Blimey. It’s a long time since I’ve written anything here. I suppose that all the things I usually have to say I tend to say to people in real life, as opposed to blogging. Which is probably why I tend to blog so rarely. Sometimes, though, there is a point or subject which I want to address that I can’t do just by talking to individuals. This is where social media, or blogs, come in.
I don’t have that many physical friends, mainly due to the type of work I do, (I’m a contract IT support engineer and sysAdmin) and, so, I tend to not have many people to talk to face-to-face.
What I do have, though, are many people whom I can talk to online, whether it be Twitter, Facebook, SoundCloud, LinkedIn, Cybrary etc, and this gives me a whole world outside the physical to explore. It also gives me examples of people who don’t give a crap about what I am, but do care who I am. On Cybrary, I’m a network engineer who is training in network security, just one among many women who are doing so. On SoundCloud I’m an electronic musician with a fixation on Synthwave music. On LinkedIn I’m an IT engineer working for one of the largest media company’s in the world.
Each of us is a different person through a different lens. That is what gives us our individuality. Sometimes, though, we fall into a bad crowd, or fall prey to bad or misleading information. When that happens, we can either extricate ourselves or we can allow ourselves to be drawn in.
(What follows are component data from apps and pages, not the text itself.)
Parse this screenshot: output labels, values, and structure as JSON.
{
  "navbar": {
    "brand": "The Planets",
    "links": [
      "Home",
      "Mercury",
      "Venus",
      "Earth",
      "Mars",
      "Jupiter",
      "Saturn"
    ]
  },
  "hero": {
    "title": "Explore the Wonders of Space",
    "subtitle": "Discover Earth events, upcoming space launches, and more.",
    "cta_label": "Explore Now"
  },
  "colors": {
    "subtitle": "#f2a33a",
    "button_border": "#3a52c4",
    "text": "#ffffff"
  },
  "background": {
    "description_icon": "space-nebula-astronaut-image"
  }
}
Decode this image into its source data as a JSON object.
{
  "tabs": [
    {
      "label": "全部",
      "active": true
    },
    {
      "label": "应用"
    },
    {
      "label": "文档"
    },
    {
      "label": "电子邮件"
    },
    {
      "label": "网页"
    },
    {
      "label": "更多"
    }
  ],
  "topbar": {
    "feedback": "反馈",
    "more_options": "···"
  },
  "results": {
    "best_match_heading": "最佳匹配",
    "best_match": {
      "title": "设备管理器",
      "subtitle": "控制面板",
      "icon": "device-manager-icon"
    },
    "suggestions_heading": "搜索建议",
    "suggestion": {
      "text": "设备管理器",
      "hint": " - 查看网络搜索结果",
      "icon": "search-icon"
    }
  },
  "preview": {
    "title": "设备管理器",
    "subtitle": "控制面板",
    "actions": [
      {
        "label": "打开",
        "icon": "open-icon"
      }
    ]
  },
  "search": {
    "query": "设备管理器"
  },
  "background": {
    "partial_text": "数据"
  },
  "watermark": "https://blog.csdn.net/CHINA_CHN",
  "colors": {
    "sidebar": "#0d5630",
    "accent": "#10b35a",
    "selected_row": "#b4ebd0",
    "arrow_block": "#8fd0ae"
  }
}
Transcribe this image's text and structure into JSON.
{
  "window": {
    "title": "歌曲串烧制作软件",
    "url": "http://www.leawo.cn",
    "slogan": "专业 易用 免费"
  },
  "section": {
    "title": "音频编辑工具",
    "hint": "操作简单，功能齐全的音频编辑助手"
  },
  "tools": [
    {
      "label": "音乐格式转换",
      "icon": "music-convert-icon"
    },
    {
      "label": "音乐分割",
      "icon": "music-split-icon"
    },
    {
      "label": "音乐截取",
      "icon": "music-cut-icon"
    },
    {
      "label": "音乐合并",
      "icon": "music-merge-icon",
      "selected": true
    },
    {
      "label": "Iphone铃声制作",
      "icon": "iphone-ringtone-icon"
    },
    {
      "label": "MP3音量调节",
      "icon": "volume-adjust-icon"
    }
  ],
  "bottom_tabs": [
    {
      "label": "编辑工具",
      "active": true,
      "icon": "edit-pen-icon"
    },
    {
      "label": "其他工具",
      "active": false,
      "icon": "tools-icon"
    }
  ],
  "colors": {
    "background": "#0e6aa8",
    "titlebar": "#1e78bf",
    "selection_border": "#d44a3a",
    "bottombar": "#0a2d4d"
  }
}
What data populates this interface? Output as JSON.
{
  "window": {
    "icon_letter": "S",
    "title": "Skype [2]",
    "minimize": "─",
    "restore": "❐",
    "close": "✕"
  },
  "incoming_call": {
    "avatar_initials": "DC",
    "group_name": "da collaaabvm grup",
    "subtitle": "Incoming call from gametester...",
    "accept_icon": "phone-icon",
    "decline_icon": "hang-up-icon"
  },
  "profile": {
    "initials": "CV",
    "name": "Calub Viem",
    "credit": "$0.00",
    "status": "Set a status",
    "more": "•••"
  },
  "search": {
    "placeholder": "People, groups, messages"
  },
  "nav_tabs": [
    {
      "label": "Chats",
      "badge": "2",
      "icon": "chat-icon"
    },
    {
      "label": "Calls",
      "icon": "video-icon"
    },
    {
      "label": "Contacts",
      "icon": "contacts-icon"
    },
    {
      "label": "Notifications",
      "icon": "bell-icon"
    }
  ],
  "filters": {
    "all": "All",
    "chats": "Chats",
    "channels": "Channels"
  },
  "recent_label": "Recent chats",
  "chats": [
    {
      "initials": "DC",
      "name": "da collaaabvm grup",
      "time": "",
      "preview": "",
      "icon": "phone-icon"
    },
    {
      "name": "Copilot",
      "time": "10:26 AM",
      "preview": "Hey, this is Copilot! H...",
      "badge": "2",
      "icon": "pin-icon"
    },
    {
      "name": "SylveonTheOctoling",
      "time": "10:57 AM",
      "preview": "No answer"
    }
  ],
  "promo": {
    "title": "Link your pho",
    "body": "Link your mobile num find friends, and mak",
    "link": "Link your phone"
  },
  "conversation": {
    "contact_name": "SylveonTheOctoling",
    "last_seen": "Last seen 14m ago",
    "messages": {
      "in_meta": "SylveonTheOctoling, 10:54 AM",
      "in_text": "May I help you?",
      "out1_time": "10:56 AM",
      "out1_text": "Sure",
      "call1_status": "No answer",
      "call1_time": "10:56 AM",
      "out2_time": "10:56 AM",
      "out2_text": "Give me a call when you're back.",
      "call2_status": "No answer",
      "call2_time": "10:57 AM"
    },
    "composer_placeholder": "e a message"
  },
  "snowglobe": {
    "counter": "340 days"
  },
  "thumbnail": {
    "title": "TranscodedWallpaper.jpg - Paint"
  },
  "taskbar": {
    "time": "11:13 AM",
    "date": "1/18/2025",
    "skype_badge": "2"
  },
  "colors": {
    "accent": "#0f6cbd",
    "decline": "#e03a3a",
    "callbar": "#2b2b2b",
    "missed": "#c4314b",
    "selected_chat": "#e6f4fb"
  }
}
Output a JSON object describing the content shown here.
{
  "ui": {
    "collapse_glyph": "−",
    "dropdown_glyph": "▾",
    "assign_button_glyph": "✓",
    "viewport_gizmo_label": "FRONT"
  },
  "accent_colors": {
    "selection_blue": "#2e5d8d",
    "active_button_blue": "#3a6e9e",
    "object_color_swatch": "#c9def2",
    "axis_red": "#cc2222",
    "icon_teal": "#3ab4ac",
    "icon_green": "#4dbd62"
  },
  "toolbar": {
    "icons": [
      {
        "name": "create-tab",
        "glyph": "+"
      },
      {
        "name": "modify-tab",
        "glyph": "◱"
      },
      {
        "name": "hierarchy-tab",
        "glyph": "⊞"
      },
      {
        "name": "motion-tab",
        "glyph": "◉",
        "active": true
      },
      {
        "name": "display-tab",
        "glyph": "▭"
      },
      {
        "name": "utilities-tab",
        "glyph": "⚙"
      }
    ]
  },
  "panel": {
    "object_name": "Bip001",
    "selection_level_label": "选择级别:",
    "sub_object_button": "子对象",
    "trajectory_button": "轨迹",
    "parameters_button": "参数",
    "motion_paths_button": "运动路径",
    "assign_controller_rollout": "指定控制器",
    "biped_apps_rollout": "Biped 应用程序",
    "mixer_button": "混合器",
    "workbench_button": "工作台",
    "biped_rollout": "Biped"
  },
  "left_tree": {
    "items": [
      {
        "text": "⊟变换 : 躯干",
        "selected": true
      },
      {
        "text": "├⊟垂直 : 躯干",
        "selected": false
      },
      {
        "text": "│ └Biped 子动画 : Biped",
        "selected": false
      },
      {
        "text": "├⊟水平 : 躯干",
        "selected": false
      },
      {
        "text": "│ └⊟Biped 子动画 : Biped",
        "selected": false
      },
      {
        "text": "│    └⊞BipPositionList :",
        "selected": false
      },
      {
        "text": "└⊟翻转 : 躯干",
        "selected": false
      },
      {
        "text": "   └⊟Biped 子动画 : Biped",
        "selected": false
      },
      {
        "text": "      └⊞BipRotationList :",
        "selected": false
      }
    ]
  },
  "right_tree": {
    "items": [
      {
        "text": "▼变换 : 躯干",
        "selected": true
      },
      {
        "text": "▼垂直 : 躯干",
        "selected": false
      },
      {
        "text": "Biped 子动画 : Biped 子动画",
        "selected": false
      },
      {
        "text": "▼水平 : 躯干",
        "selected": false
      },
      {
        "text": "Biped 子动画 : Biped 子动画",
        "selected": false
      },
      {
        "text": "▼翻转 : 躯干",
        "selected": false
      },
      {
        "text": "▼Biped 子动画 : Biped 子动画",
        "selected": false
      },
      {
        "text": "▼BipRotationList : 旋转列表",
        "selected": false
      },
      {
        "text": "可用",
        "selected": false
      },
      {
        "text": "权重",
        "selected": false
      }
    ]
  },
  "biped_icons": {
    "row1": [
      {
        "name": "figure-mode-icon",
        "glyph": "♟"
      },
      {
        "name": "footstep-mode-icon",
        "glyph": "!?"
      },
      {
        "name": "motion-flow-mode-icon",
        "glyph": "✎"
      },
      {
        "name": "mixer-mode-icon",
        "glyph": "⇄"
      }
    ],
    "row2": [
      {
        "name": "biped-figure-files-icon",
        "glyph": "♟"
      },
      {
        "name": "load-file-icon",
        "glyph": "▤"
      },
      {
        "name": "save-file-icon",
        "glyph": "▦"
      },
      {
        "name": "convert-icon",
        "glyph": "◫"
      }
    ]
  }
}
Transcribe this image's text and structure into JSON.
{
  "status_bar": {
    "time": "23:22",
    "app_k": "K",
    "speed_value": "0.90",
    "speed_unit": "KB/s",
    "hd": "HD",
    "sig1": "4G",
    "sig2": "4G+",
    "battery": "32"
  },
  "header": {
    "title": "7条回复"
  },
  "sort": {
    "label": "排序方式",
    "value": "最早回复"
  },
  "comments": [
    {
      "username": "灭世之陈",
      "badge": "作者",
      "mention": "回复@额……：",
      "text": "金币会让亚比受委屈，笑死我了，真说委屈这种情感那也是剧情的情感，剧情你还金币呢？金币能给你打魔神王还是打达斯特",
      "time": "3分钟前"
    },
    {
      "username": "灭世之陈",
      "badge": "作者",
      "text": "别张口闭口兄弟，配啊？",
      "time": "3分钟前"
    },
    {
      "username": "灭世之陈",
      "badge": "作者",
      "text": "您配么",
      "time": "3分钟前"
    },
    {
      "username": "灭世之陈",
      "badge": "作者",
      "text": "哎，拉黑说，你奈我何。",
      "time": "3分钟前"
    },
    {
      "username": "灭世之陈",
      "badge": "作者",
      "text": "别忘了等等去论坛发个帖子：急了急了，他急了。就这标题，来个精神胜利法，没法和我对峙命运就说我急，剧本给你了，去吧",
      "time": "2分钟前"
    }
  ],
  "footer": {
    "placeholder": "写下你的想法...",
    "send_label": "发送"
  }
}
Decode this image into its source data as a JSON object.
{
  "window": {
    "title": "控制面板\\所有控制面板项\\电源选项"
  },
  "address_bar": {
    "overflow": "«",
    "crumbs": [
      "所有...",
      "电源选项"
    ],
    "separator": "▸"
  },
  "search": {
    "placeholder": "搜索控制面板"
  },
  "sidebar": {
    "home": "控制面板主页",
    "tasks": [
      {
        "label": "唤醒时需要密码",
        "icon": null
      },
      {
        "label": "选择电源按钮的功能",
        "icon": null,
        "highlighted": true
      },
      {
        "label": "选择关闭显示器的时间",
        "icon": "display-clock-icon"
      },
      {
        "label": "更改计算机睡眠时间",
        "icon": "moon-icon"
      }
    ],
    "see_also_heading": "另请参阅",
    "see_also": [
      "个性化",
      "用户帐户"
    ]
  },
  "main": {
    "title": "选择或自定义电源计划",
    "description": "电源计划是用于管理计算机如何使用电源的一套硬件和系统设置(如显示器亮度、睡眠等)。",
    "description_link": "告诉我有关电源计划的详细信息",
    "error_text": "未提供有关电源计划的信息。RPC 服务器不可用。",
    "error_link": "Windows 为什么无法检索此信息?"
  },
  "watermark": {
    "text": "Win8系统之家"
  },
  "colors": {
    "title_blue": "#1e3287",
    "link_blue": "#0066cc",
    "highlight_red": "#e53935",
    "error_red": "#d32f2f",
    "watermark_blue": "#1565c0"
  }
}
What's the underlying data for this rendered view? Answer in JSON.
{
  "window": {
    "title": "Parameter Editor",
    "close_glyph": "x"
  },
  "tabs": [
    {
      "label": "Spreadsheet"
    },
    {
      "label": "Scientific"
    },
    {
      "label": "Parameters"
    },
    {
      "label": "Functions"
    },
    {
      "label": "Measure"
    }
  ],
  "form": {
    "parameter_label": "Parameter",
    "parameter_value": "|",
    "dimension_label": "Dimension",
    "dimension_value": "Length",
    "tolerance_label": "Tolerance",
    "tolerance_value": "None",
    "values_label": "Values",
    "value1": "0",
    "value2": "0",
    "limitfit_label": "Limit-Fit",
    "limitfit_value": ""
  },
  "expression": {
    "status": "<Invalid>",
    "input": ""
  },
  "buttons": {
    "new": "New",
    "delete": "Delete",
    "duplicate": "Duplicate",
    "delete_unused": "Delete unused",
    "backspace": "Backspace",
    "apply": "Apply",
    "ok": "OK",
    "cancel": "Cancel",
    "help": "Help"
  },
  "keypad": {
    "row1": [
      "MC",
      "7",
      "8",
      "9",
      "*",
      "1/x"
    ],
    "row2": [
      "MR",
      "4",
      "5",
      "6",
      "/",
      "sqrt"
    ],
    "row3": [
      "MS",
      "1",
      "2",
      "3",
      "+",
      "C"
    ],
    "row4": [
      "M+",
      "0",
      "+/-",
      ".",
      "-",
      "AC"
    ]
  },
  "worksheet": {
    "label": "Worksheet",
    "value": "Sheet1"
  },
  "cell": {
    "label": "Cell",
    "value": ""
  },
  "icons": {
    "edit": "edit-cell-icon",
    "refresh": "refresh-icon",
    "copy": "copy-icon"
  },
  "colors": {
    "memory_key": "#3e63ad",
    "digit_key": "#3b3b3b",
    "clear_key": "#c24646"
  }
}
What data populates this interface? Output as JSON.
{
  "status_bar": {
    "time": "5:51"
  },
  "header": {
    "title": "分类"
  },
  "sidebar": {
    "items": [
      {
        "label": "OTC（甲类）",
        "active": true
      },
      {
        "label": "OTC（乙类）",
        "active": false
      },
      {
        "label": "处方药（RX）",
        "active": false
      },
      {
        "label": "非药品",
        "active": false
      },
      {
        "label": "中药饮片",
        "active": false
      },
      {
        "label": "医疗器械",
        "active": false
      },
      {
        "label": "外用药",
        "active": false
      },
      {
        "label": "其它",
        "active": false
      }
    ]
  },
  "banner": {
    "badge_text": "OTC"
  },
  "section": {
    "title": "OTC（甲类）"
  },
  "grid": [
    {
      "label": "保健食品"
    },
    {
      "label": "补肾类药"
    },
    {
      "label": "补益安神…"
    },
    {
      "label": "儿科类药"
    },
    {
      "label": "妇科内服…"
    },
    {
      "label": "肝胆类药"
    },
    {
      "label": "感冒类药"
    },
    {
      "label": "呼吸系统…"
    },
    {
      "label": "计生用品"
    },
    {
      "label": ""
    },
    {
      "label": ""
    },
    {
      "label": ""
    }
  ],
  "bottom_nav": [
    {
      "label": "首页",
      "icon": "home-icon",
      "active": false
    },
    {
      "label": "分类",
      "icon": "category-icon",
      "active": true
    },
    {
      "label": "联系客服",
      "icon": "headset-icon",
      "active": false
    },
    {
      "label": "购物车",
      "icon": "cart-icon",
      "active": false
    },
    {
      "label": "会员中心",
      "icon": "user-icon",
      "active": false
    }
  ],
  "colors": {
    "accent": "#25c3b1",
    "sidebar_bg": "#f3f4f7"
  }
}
It all comes down to trust. The trust that what you say is true. The trust that what you post won’t go any further. The trust that your music won’t be appropriated. The trust that your skills won’t be abused. The trust that whatever you offer the world won’t be userped, misappropriated or destroyed.
The trust goes both ways too. As a SysAdmin and support engineer I sometimes require a user’s password. That user trusts me not to reveal that password to anyone else. I may be asked to recover files that contain an idea that someone had, something they are working on, or a script idea for a film, or something so private that they don’t want anyone to know about it. I may also have access to personal information, some of which is very, very private. Each individual relies on me not to reveal that information outside of the context in which it is given. I never have done so and never will do.
So, why oh why, is it seemingly permissable to lay bare the entire life of a trans woman or a trans man? What is so different about a trans person that their private life is open to all? Why should it be allowed that I have to reveal things about my life to organisations that no-one else has to? Why should I be asked to reveal personal information about someone who is trans when I wouldn’t be asked if they were cis (I never have done and never will do (see above))?
Why is that the media can probe a trans person’s life more thoroughly and with less legal protection than their cis counterpart, and display it publically?
The reason being is that anything that deviates from being white, christian and male/female is labelled as ‘wrong’. That means that being dark-skinned, Muslim, Hindu, Bhuddist, gay, trans, NB or anything else is ‘wrong’.
A large proportion of the reason is due to the British Empire. So many laws around the world were enacted by the British, and harshly enforced, based around the ideas of the times, that they have become enshrined in culture and even in the laws of the countries where they should not have appeared (India, Pakistan, South Africa, et al).
I could go into it further and it would probably take me days but, if you want to, the information is out there. I suspect, though, not many people will.
I shall, though, give you three historic reasons why exposing a trans person’s life is considered fair game and they are below. Please read them, and then realise what’s happening now: